A public reception for Santa arriving by some culturally specific conveyance has become a modern custom over the past few decades. It tends to indicate that Santa is back among us, here, in the present, and the pre-Christmas season is now official.
Christmas as a seasonal concept is catching on in Thailand. December 25 is labeled “Christmas” on a calendar we got this year designating the Buddhist identifications of every day of the year. No shopping mall worth its salt is playing anything but Christmas background music, and there seems to be a contest to see who can construct the tallest, brightest tree-shape – the winner, of course being the mall with the tallest atrium.
Of the thousands of Christian missionaries in our town, it is safe to say a majority have misgivings about the way Santa has usurped the place of the Christ-child in the Christmas spotlight.
But I’m willing to give the jolly old elf his due. As I say in a book entitled Kiddy Lit I’ve just finished drafting, “Santa defies laws and expectations. That is the key to what Santa means subconsciously to children. There are elements of life that may be mysterious, predictable, relevant and unavoidable. They are not all threats, even though they come enshrouded in strangeness. …The future is fraught with the exciting possibility of the return of joy. What’s more, Santa is for kids. Kids are important no matter how powerless they are.” (Contact me if you want to know more about my progress in getting Kiddy Lit published or how to get a pre-publication copy.)
Finally, I would like to insist that Santa is no more a threat to Christ than is the Hobbit.

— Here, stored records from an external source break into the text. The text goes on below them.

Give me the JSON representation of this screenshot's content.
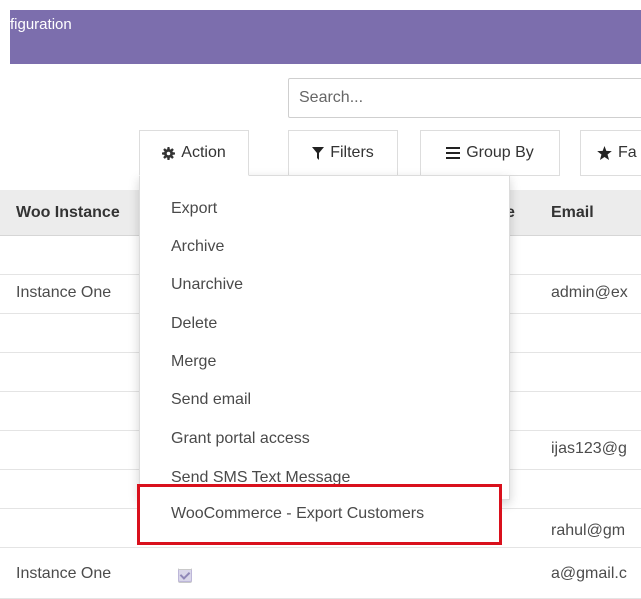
{
  "header": {
    "title": "figuration"
  },
  "search": {
    "placeholder": "Search..."
  },
  "toolbar": {
    "action_label": "Action",
    "filters_label": "Filters",
    "groupby_label": "Group By",
    "favorites_label": "Fa"
  },
  "table": {
    "columns": [
      "Woo Instance",
      "e",
      "Email"
    ],
    "rows": [
      {
        "instance": "",
        "email": ""
      },
      {
        "instance": "Instance One",
        "email": "admin@ex"
      },
      {
        "instance": "",
        "email": ""
      },
      {
        "instance": "",
        "email": ""
      },
      {
        "instance": "",
        "email": ""
      },
      {
        "instance": "",
        "email": "ijas123@g"
      },
      {
        "instance": "",
        "email": ""
      },
      {
        "instance": "",
        "email": "rahul@gm"
      },
      {
        "instance": "Instance One",
        "email": "a@gmail.c"
      }
    ]
  },
  "dropdown": {
    "items": [
      "Export",
      "Archive",
      "Unarchive",
      "Delete",
      "Merge",
      "Send email",
      "Grant portal access",
      "Send SMS Text Message",
      "WooCommerce - Export Customers"
    ]
  },
  "colors": {
    "header_bg": "#7c6ead",
    "highlight_border": "#d9101c"
  },
  "icons": {
    "action": "gear-icon",
    "filters": "filter-icon",
    "groupby": "list-icon",
    "favorites": "star-icon"
  }
}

The release of the second part of the Hobbit story this week is no form of robbery of “the true Christmas”. Our children can separate Christ from Bilbo Baggins into separate categories even if their parents are too sober-minded to want them to have to, because “serious Christians” prefer everything to be in the same, single realm of discourse.
His Majesty King Bhumibol Adulyadej, Rama IX, was born 86 years ago on December 5, 1927. He ascended the throne on June 9, 1946. The King’s birthday is a national holiday

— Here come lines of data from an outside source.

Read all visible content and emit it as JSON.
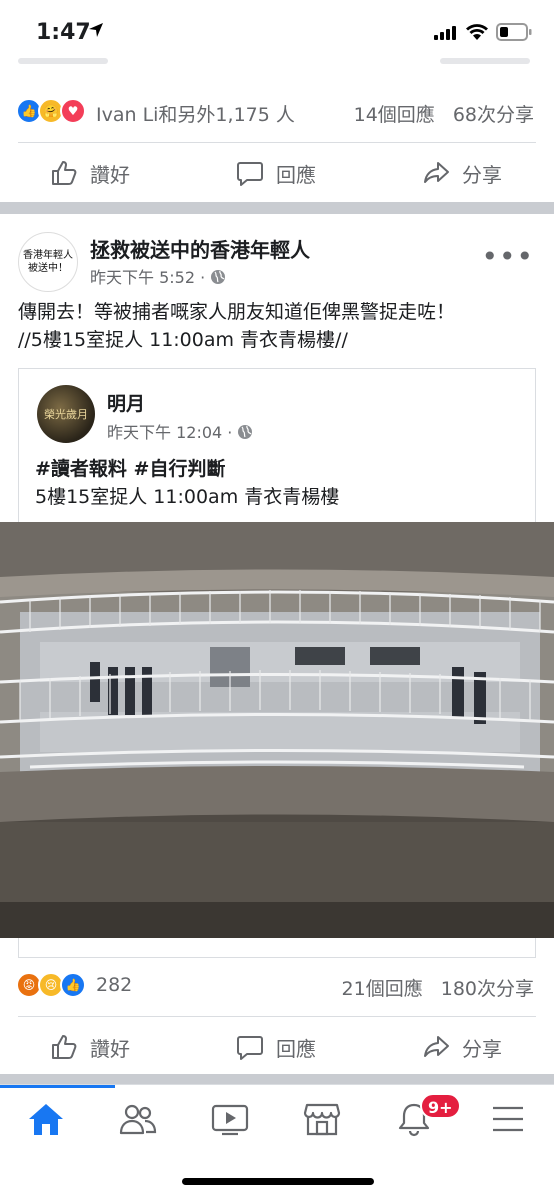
{
  "status": {
    "time": "1:47"
  },
  "prev_post": {
    "reaction_summary": "Ivan Li和另外1,175 人",
    "comments": "14個回應",
    "shares": "68次分享"
  },
  "actions": {
    "like": "讚好",
    "comment": "回應",
    "share": "分享"
  },
  "post": {
    "page_name": "拯救被送中的香港年輕人",
    "avatar_text_line1": "香港年輕人",
    "avatar_text_line2": "被送中！",
    "time": "昨天下午 5:52 ·",
    "text_line1": "傳開去！等被捕者嘅家人朋友知道佢俾黑警捉走咗！",
    "text_line2": "//5樓15室捉人 11:00am 青衣青楊樓//",
    "shared": {
      "name": "明月",
      "avatar_text": "榮光歲月",
      "time": "昨天下午 12:04 ·",
      "tags": "#讀者報料 #自行判斷",
      "text": "5樓15室捉人 11:00am 青衣青楊樓"
    },
    "reaction_count": "282",
    "comments": "21個回應",
    "shares": "180次分享"
  },
  "nav": {
    "items": [
      "home-icon",
      "friends-icon",
      "watch-icon",
      "marketplace-icon",
      "notifications-icon",
      "menu-icon"
    ],
    "notification_badge": "9+"
  },
  "colors": {
    "accent": "#1877f2",
    "badge": "#e41e3f",
    "secondary_text": "#65676b"
  }
}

in Thailand, expanded in the tenure of Prime Minister Prem Tinsulanonda into a more inclusive Father’s Day. The usual observance of the King’s birthday is a culturally unique
event, conducted in thousands of locations around the country and simultaneously in Thai communities and embassies abroad.
Most of the time a portrait of the King is the center of attention. In front of that, on a traditional arrangement of 9 small tables are placed bouquets of flowers and “globes” of
silver and gold representing the tribute that used to be paid by loyal subjects and vassal princes. The final gift is an arrangement of candles and incense sticks with sacred flowers encased in plated banana leaves. The one presiding at the event removes the banana leaf lid ceremoniously and sometimes reads or chants a statement of homage and veneration, and often everyone lights candles if the event is being held at night. Then everyone will stand and sing the “King’s Anthem”, entitled “Sansoen Phra Barami”, which begins with the words, “Kha wora Buddha cao…” translated by somebody for Wikipedia as “We servants of His great Majesty prostrate our heart and head to pay respect to the Ruler, whose merits are boundless….” This anthem is typically played at the beginning or ending of most large public events, including movies in theaters and sporting events. Following the anthem a short medley of newer songs may be sung.
Most banners and posters marking the King’s birthday will have the words, “Song Phra Charoen” which is translated, following British custom, “Long Live the King”, but more literally is the prayerful wish that the King “Prosper!” If the birthday celebration is less formal, it may include a toast with glasses raised and the three-fold intonation of “Chai-yo, chai-yo, chai-yo” very much as in English we might say, “Hip,hip HOORAY” following a leader.
Rev. Dr. Kenneth Dobson posts his weekly reflections on this blog.